The groups say, despite some acknowledgment from the CDC and the World Health Organization that the virus can be spread via these smaller droplets, guidance has only focused on transmission through larger droplets and contact.
The nine groups call for regulation, research and funding to address airborne transmission, including:
- a temporary emergency standard from OSHA
- continued work by OSHA on a comprehensive infectious disease standard
- research into the roles and designs of dilution and local-exhaust ventilation
- development of simple-to-use, inexpensive ventilation assessment tools, and
- better respiratory protection options for frontline workers, including elastomeric and powered air purifying respirators to free up filtering facepiece respirators for other healthcare personnel.
The potential for aerosol transmission of the coronavirus has received a lot of debate.
A story by FairWarning points toward this being a real hazard.
Examples so far may be anecdotal, but situations have been reported in which virus transmission occurs between rooms and even between apartments that share the same ventilation system.
A case study in a peer-reviewed journal describes an outbreak in a South Korean apartment tower where the virus seems to have spread from floor to floor via a ventilation shaft.
Walls between units that aren’t air-tight may be another source.
FairWarning’s article contains this test for apartment dwellers: If you can smell your neighbor’s food, that’s a sign. If those molecules are coming through, there’s a good chance there’s an air exchange that could transmit the coronavirus.
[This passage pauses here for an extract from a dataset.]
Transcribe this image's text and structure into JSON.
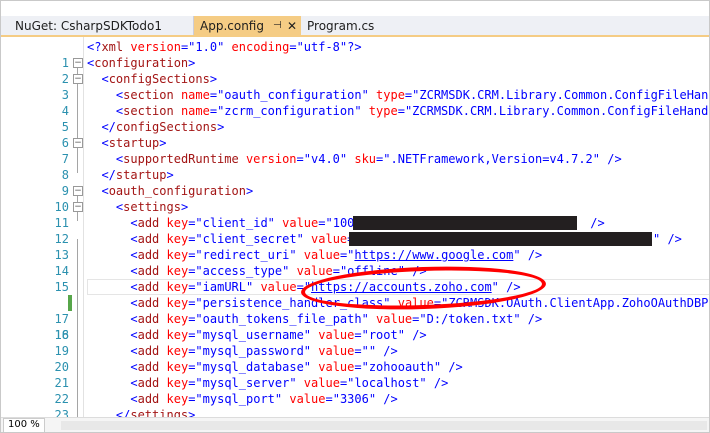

And if aerosol transmission is possible from one apartment to another, it’s also possible between rooms within the same business.